Reproduce each of the following records without any deviation.
::: Data for the task
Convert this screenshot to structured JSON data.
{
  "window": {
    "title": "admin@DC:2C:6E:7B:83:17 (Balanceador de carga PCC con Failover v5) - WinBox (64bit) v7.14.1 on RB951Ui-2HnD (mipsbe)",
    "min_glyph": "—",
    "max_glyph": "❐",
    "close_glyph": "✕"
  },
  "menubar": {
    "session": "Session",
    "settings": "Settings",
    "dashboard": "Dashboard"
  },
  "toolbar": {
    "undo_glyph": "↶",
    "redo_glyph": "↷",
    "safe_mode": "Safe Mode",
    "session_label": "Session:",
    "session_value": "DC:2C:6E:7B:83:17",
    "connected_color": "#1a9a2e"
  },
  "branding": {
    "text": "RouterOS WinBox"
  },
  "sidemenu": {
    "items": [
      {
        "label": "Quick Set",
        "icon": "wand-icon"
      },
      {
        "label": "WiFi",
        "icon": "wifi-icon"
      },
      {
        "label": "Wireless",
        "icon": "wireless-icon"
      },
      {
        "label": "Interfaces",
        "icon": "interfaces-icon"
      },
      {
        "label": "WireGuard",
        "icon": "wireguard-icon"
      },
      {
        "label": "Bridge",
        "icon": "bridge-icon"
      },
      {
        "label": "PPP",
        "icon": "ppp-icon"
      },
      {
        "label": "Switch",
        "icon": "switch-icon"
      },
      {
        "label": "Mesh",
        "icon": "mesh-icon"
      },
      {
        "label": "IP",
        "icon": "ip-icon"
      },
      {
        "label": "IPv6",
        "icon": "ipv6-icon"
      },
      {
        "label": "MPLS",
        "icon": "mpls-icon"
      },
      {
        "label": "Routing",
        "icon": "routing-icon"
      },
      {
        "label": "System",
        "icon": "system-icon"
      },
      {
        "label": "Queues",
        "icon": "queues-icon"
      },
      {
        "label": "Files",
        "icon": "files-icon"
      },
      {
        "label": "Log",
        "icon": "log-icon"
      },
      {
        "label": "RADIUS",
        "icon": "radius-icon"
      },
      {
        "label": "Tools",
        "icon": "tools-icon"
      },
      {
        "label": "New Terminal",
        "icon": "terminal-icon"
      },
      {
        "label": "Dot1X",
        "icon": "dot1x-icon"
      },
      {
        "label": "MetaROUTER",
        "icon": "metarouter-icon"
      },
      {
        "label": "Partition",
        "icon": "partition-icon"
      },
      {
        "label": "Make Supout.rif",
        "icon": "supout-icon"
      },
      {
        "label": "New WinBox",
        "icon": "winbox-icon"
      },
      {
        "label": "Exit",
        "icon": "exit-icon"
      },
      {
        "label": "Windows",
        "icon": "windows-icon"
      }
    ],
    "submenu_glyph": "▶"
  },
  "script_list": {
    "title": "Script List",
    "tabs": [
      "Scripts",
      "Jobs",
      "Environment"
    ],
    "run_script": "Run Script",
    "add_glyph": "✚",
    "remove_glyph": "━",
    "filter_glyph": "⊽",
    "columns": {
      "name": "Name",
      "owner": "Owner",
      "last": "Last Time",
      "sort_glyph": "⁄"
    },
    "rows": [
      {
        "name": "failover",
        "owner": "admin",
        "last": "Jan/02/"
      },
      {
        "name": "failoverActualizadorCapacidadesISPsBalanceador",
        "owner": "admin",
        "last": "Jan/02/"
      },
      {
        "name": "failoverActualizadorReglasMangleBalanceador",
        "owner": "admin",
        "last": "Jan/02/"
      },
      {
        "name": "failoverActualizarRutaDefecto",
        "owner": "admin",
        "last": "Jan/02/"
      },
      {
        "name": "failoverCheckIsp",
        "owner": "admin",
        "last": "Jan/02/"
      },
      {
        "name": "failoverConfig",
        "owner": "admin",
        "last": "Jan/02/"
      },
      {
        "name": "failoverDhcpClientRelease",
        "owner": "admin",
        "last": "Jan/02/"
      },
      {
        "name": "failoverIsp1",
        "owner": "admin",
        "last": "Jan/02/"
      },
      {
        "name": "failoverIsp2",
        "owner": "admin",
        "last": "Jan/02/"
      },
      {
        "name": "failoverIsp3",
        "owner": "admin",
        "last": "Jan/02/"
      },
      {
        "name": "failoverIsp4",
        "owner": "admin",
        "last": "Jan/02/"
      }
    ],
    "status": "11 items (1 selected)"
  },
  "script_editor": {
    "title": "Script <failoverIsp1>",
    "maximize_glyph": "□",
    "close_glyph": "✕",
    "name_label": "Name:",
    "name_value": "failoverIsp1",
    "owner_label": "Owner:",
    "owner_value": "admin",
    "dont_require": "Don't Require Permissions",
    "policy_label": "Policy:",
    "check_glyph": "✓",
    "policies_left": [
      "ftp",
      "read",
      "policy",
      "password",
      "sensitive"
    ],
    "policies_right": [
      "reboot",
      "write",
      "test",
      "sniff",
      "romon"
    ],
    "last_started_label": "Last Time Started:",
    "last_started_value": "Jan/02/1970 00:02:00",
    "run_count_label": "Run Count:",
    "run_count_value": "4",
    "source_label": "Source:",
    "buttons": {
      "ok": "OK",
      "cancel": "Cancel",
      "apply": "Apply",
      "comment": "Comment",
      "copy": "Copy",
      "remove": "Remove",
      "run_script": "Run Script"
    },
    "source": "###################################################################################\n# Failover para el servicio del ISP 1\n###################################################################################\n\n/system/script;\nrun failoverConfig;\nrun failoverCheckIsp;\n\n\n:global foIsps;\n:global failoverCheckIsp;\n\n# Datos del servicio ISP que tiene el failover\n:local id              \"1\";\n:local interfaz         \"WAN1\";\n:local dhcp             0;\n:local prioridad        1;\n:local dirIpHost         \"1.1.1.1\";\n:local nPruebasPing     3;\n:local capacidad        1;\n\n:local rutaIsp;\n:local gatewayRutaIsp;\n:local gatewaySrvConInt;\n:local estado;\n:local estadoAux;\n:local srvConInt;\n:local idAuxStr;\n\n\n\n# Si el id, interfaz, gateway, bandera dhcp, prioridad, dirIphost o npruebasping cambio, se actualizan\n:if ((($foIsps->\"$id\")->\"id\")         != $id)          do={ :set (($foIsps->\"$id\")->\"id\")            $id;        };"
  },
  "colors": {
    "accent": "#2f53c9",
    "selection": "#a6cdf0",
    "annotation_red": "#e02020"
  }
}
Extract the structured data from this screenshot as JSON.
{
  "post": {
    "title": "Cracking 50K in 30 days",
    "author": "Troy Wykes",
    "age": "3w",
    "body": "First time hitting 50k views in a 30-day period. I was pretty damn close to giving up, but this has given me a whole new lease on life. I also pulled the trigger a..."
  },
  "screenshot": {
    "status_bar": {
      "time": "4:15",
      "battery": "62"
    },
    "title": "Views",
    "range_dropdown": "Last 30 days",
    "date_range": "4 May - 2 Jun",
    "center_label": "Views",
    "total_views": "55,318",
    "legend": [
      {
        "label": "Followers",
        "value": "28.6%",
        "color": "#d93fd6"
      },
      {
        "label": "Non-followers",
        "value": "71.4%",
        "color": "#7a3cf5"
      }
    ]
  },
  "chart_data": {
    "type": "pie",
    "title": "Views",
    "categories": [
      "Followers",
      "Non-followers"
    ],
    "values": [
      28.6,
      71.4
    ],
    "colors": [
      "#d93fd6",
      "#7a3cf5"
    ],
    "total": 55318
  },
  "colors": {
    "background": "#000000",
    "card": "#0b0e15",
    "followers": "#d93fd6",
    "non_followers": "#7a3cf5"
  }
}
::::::
• Written reply:
Convert this screenshot to structured JSON data.
{
  "window": {
    "title": "admin@DC:2C:6E:7B:83:17 (Balanceador de carga PCC con Failover v5) - WinBox (64bit) v7.14.1 on RB951Ui-2HnD (mipsbe)",
    "min_glyph": "—",
    "max_glyph": "❐",
    "close_glyph": "✕"
  },
  "menubar": {
    "session": "Session",
    "settings": "Settings",
    "dashboard": "Dashboard"
  },
  "toolbar": {
    "undo_glyph": "↶",
    "redo_glyph": "↷",
    "safe_mode": "Safe Mode",
    "session_label": "Session:",
    "session_value": "DC:2C:6E:7B:83:17",
    "connected_color": "#1a9a2e"
  },
  "branding": {
    "text": "RouterOS WinBox"
  },
  "sidemenu": {
    "items": [
      {
        "label": "Quick Set",
        "icon": "wand-icon"
      },
      {
        "label": "WiFi",
        "icon": "wifi-icon"
      },
      {
        "label": "Wireless",
        "icon": "wireless-icon"
      },
      {
        "label": "Interfaces",
        "icon": "interfaces-icon"
      },
      {
        "label": "WireGuard",
        "icon": "wireguard-icon"
      },
      {
        "label": "Bridge",
        "icon": "bridge-icon"
      },
      {
        "label": "PPP",
        "icon": "ppp-icon"
      },
      {
        "label": "Switch",
        "icon": "switch-icon"
      },
      {
        "label": "Mesh",
        "icon": "mesh-icon"
      },
      {
        "label": "IP",
        "icon": "ip-icon"
      },
      {
        "label": "IPv6",
        "icon": "ipv6-icon"
      },
      {
        "label": "MPLS",
        "icon": "mpls-icon"
      },
      {
        "label": "Routing",
        "icon": "routing-icon"
      },
      {
        "label": "System",
        "icon": "system-icon"
      },
      {
        "label": "Queues",
        "icon": "queues-icon"
      },
      {
        "label": "Files",
        "icon": "files-icon"
      },
      {
        "label": "Log",
        "icon": "log-icon"
      },
      {
        "label": "RADIUS",
        "icon": "radius-icon"
      },
      {
        "label": "Tools",
        "icon": "tools-icon"
      },
      {
        "label": "New Terminal",
        "icon": "terminal-icon"
      },
      {
        "label": "Dot1X",
        "icon": "dot1x-icon"
      },
      {
        "label": "MetaROUTER",
        "icon": "metarouter-icon"
      },
      {
        "label": "Partition",
        "icon": "partition-icon"
      },
      {
        "label": "Make Supout.rif",
        "icon": "supout-icon"
      },
      {
        "label": "New WinBox",
        "icon": "winbox-icon"
      },
      {
        "label": "Exit",
        "icon": "exit-icon"
      },
      {
        "label": "Windows",
        "icon": "windows-icon"
      }
    ],
    "submenu_glyph": "▶"
  },
  "script_list": {
    "title": "Script List",
    "tabs": [
      "Scripts",
      "Jobs",
      "Environment"
    ],
    "run_script": "Run Script",
    "add_glyph": "✚",
    "remove_glyph": "━",
    "filter_glyph": "⊽",
    "columns": {
      "name": "Name",
      "owner": "Owner",
      "last": "Last Time",
      "sort_glyph": "⁄"
    },
    "rows": [
      {
        "name": "failover",
        "owner": "admin",
        "last": "Jan/02/"
      },
      {
        "name": "failoverActualizadorCapacidadesISPsBalanceador",
        "owner": "admin",
        "last": "Jan/02/"
      },
      {
        "name": "failoverActualizadorReglasMangleBalanceador",
        "owner": "admin",
        "last": "Jan/02/"
      },
      {
        "name": "failoverActualizarRutaDefecto",
        "owner": "admin",
        "last": "Jan/02/"
      },
      {
        "name": "failoverCheckIsp",
        "owner": "admin",
        "last": "Jan/02/"
      },
      {
        "name": "failoverConfig",
        "owner": "admin",
        "last": "Jan/02/"
      },
      {
        "name": "failoverDhcpClientRelease",
        "owner": "admin",
        "last": "Jan/02/"
      },
      {
        "name": "failoverIsp1",
        "owner": "admin",
        "last": "Jan/02/"
      },
      {
        "name": "failoverIsp2",
        "owner": "admin",
        "last": "Jan/02/"
      },
      {
        "name": "failoverIsp3",
        "owner": "admin",
        "last": "Jan/02/"
      },
      {
        "name": "failoverIsp4",
        "owner": "admin",
        "last": "Jan/02/"
      }
    ],
    "status": "11 items (1 selected)"
  },
  "script_editor": {
    "title": "Script <failoverIsp1>",
    "maximize_glyph": "□",
    "close_glyph": "✕",
    "name_label": "Name:",
    "name_value": "failoverIsp1",
    "owner_label": "Owner:",
    "owner_value": "admin",
    "dont_require": "Don't Require Permissions",
    "policy_label": "Policy:",
    "check_glyph": "✓",
    "policies_left": [
      "ftp",
      "read",
      "policy",
      "password",
      "sensitive"
    ],
    "policies_right": [
      "reboot",
      "write",
      "test",
      "sniff",
      "romon"
    ],
    "last_started_label": "Last Time Started:",
    "last_started_value": "Jan/02/1970 00:02:00",
    "run_count_label": "Run Count:",
    "run_count_value": "4",
    "source_label": "Source:",
    "buttons": {
      "ok": "OK",
      "cancel": "Cancel",
      "apply": "Apply",
      "comment": "Comment",
      "copy": "Copy",
      "remove": "Remove",
      "run_script": "Run Script"
    },
    "source": "###################################################################################\n# Failover para el servicio del ISP 1\n###################################################################################\n\n/system/script;\nrun failoverConfig;\nrun failoverCheckIsp;\n\n\n:global foIsps;\n:global failoverCheckIsp;\n\n# Datos del servicio ISP que tiene el failover\n:local id              \"1\";\n:local interfaz         \"WAN1\";\n:local dhcp             0;\n:local prioridad        1;\n:local dirIpHost         \"1.1.1.1\";\n:local nPruebasPing     3;\n:local capacidad        1;\n\n:local rutaIsp;\n:local gatewayRutaIsp;\n:local gatewaySrvConInt;\n:local estado;\n:local estadoAux;\n:local srvConInt;\n:local idAuxStr;\n\n\n\n# Si el id, interfaz, gateway, bandera dhcp, prioridad, dirIphost o npruebasping cambio, se actualizan\n:if ((($foIsps->\"$id\")->\"id\")         != $id)          do={ :set (($foIsps->\"$id\")->\"id\")            $id;        };"
  },
  "colors": {
    "accent": "#2f53c9",
    "selection": "#a6cdf0",
    "annotation_red": "#e02020"
  }
}
Extract the structured data from this screenshot as JSON.
{
  "post": {
    "title": "Cracking 50K in 30 days",
    "author": "Troy Wykes",
    "age": "3w",
    "body": "First time hitting 50k views in a 30-day period. I was pretty damn close to giving up, but this has given me a whole new lease on life. I also pulled the trigger a..."
  },
  "screenshot": {
    "status_bar": {
      "time": "4:15",
      "battery": "62"
    },
    "title": "Views",
    "range_dropdown": "Last 30 days",
    "date_range": "4 May - 2 Jun",
    "center_label": "Views",
    "total_views": "55,318",
    "legend": [
      {
        "label": "Followers",
        "value": "28.6%",
        "color": "#d93fd6"
      },
      {
        "label": "Non-followers",
        "value": "71.4%",
        "color": "#7a3cf5"
      }
    ]
  },
  "chart_data": {
    "type": "pie",
    "title": "Views",
    "categories": [
      "Followers",
      "Non-followers"
    ],
    "values": [
      28.6,
      71.4
    ],
    "colors": [
      "#d93fd6",
      "#7a3cf5"
    ],
    "total": 55318
  },
  "colors": {
    "background": "#000000",
    "card": "#0b0e15",
    "followers": "#d93fd6",
    "non_followers": "#7a3cf5"
  }
}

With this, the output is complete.